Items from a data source

□ □ □ □

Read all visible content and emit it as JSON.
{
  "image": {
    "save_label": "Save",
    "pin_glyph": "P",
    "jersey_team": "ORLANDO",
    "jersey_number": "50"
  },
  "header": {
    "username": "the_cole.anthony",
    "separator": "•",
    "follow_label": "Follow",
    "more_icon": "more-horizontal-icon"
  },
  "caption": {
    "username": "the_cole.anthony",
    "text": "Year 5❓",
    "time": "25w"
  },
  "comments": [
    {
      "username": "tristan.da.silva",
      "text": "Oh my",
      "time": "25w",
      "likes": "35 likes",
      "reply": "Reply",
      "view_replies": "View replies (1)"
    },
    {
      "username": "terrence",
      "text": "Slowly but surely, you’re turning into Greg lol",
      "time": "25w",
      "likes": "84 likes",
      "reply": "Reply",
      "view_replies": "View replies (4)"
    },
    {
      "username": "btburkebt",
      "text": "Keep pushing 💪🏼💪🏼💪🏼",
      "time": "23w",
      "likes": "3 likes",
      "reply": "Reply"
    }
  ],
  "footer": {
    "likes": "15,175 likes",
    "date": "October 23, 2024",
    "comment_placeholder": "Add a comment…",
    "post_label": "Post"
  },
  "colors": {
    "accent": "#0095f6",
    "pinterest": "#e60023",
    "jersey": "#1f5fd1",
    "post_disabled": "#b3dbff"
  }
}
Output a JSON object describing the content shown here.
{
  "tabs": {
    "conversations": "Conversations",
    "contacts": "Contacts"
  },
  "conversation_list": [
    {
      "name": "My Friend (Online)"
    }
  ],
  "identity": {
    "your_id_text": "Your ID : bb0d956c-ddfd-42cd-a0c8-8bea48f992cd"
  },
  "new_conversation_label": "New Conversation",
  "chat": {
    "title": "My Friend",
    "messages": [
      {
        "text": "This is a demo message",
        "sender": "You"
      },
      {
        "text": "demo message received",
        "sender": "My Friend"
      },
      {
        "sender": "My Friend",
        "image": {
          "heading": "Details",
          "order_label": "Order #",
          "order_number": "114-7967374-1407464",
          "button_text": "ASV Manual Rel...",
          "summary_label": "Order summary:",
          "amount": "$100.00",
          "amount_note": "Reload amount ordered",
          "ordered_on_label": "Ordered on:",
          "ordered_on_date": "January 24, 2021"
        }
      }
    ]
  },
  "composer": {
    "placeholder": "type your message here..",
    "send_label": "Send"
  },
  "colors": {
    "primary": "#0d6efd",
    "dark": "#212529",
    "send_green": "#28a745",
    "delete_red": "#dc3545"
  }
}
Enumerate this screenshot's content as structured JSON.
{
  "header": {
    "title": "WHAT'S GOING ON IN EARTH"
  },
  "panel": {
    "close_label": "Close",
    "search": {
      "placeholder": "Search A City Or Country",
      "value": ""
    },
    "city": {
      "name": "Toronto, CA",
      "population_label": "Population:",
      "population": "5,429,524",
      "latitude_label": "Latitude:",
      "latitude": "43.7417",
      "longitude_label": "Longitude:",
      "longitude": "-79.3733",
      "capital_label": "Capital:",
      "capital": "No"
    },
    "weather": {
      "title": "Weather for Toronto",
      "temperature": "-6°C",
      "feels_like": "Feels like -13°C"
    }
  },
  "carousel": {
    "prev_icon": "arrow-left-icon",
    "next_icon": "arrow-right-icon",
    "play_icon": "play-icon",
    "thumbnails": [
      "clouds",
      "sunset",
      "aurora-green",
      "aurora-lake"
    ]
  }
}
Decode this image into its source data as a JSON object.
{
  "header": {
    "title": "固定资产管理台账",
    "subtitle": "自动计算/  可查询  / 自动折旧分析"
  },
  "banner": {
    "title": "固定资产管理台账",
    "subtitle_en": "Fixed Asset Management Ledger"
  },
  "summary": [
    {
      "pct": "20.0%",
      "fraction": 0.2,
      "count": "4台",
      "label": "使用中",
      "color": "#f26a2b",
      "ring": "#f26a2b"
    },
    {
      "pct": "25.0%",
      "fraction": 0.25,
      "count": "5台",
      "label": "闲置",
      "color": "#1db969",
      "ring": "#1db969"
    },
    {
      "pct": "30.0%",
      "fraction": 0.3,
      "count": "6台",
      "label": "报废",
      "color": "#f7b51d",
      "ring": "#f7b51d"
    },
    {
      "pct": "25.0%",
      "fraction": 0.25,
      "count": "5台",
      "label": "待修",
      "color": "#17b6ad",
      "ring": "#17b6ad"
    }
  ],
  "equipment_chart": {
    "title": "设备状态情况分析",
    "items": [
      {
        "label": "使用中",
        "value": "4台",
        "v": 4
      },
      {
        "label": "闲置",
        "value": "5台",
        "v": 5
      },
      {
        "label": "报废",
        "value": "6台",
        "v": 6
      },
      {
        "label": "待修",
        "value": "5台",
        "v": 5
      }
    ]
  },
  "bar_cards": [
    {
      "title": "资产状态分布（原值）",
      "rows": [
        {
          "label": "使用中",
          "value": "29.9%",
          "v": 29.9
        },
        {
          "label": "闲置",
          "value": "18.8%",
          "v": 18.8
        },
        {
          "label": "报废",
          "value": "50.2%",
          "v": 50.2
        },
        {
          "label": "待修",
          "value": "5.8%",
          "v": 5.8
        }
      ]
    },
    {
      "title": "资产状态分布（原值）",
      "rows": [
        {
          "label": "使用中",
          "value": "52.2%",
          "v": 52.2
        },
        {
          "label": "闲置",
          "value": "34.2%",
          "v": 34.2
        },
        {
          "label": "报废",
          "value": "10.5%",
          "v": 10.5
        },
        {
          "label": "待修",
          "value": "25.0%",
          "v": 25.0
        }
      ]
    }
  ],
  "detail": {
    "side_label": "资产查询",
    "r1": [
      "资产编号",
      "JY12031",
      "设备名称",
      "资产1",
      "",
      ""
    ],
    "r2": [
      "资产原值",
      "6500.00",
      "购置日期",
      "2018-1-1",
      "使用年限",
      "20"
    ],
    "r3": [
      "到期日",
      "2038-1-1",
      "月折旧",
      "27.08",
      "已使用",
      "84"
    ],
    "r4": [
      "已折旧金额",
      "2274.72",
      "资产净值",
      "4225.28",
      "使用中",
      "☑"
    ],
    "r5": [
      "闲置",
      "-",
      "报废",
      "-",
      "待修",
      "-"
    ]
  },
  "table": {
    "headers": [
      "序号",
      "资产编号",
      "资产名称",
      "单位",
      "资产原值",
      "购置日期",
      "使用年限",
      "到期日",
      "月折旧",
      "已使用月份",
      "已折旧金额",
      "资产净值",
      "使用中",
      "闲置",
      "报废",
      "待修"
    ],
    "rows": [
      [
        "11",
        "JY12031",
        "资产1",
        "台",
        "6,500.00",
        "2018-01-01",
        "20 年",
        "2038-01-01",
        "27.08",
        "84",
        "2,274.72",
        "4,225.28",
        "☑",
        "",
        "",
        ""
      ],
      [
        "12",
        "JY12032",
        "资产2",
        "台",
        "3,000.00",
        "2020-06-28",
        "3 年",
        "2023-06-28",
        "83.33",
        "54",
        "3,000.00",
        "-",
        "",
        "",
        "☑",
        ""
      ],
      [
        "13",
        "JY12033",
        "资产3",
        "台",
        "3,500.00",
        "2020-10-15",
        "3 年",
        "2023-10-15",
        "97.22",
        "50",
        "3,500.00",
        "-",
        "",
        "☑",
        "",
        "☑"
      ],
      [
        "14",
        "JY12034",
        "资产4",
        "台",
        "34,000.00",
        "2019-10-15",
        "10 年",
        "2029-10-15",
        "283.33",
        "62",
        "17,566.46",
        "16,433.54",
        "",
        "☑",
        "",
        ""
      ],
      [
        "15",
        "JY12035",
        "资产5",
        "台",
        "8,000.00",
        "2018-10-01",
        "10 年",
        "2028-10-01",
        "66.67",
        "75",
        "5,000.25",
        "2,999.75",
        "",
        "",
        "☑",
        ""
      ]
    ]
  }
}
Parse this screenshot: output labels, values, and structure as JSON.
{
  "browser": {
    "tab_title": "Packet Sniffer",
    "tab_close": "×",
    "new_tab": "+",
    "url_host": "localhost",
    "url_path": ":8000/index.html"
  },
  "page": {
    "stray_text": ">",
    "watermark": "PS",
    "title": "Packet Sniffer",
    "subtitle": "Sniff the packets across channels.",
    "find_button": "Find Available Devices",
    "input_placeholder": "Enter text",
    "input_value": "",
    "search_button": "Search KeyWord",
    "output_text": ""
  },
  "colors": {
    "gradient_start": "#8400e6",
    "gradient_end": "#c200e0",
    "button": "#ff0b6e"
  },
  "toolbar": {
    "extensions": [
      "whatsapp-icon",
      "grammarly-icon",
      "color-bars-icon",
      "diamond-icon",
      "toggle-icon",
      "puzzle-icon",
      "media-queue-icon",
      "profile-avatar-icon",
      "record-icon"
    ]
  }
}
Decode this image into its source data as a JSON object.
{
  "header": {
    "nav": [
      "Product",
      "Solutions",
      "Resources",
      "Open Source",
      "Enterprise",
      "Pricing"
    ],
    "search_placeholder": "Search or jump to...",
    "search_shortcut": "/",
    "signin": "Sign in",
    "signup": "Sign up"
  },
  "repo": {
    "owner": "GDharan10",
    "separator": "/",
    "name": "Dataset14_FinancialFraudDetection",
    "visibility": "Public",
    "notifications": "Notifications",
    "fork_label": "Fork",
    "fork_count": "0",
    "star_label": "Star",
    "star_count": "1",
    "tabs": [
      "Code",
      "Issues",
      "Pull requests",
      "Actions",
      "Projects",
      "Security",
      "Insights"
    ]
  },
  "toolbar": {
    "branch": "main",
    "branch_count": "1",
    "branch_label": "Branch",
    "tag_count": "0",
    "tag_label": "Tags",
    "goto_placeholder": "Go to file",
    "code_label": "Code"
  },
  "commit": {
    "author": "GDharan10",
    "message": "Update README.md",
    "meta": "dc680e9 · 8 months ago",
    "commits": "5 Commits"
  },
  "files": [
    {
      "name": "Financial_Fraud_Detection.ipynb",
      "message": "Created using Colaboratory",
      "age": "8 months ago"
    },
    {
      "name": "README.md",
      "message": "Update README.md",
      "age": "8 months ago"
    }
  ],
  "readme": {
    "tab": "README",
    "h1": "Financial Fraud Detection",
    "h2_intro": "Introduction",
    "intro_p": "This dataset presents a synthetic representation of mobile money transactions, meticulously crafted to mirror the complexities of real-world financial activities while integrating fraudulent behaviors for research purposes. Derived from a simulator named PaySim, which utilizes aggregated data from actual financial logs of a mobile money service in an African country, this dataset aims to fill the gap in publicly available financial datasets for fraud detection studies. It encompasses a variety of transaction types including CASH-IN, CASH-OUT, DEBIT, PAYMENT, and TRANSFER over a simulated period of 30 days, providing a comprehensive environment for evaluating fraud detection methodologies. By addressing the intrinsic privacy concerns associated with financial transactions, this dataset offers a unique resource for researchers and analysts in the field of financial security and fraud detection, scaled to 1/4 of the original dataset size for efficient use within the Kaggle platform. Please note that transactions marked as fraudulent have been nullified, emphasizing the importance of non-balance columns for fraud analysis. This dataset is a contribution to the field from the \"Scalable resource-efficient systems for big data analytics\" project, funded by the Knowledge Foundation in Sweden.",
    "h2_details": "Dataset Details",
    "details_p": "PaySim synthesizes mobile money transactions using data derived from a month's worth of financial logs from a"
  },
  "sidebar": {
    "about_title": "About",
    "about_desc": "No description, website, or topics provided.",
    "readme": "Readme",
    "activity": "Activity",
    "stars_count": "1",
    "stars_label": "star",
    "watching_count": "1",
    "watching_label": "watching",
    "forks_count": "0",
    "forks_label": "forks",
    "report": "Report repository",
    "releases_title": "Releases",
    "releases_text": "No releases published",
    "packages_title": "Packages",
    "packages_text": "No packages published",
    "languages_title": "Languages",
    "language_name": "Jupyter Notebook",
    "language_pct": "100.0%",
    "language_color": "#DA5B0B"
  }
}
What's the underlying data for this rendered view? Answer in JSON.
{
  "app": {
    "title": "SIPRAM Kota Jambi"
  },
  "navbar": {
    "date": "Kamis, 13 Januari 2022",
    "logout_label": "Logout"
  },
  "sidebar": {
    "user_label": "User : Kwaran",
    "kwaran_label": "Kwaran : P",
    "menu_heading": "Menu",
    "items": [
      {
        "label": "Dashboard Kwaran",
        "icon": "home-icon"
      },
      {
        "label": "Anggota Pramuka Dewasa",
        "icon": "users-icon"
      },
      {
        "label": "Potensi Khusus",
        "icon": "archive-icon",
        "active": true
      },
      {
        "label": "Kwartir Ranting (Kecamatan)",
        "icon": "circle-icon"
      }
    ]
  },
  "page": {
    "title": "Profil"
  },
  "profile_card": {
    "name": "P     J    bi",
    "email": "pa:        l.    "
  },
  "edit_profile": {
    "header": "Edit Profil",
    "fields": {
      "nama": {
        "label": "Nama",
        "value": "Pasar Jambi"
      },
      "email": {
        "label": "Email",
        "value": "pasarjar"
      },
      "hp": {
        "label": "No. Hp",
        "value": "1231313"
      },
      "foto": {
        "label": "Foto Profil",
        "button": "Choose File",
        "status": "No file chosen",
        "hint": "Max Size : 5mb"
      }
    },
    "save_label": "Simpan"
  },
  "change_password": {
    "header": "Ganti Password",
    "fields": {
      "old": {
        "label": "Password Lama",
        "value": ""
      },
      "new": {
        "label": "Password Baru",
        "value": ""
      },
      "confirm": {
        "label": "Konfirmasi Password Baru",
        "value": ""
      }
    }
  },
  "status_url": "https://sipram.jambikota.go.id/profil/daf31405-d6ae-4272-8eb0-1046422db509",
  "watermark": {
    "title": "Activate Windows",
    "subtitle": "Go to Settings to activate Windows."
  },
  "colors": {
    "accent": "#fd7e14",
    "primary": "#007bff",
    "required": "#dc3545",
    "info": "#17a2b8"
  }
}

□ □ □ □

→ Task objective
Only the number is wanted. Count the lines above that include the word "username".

→ Task answer
5